Dataset rows for apps and sites
>>>

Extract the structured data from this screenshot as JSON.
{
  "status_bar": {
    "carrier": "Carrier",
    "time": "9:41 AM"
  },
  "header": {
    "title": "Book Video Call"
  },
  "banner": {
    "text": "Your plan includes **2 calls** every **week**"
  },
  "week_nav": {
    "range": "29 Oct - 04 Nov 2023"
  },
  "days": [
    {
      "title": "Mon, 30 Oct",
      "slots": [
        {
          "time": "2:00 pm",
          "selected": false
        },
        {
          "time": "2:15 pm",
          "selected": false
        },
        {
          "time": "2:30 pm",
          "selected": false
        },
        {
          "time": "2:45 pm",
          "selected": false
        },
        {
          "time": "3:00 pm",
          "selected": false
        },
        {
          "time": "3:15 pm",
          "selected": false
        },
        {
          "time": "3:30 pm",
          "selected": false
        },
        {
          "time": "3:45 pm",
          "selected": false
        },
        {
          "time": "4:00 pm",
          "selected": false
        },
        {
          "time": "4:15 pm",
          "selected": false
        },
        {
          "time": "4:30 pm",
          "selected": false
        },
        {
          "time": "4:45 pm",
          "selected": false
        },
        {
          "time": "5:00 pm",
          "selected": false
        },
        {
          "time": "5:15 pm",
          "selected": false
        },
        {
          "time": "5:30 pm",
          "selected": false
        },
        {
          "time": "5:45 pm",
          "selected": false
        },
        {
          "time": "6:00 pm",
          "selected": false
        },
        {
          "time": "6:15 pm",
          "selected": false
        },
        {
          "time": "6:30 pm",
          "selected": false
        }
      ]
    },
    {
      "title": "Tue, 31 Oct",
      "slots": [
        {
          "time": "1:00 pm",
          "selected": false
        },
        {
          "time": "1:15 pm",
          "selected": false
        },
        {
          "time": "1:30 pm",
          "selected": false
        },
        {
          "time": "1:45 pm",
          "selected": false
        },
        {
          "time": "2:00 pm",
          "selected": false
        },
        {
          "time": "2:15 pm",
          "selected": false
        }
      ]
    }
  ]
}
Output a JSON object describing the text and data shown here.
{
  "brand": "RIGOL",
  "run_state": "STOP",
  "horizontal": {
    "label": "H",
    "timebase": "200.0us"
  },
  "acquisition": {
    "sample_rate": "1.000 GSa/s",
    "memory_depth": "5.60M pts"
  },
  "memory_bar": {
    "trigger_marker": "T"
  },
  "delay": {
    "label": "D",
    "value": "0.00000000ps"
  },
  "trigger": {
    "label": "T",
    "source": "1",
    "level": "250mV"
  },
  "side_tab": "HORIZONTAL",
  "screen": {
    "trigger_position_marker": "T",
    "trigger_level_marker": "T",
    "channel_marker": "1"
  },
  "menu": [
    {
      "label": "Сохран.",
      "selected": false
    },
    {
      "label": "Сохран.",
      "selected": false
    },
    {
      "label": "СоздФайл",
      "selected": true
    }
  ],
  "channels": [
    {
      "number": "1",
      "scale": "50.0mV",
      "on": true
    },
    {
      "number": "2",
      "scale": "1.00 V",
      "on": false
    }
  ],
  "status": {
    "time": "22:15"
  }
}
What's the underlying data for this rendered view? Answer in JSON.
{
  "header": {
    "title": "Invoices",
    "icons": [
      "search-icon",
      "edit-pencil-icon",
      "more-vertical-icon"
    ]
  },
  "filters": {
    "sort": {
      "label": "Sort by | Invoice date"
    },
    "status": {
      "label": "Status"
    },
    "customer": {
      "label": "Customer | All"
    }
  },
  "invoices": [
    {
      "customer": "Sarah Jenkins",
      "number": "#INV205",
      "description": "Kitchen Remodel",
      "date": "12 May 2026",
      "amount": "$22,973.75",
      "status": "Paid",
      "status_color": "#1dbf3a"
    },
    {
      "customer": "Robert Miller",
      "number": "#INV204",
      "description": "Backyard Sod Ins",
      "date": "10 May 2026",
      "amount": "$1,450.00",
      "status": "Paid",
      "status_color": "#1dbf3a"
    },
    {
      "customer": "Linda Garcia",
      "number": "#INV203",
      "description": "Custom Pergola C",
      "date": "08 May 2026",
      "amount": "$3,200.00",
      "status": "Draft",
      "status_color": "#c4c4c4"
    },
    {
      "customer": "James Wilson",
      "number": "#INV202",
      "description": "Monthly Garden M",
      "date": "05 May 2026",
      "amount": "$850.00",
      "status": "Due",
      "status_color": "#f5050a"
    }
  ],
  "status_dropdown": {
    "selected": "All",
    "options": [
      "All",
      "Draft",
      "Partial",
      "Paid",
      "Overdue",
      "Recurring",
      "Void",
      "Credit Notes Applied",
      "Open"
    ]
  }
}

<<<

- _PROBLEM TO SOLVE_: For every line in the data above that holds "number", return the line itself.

- _ANSWER_:
      "number": "1",
      "number": "2",
      "number": "#INV205",
      "number": "#INV204",
      "number": "#INV203",
      "number": "#INV202",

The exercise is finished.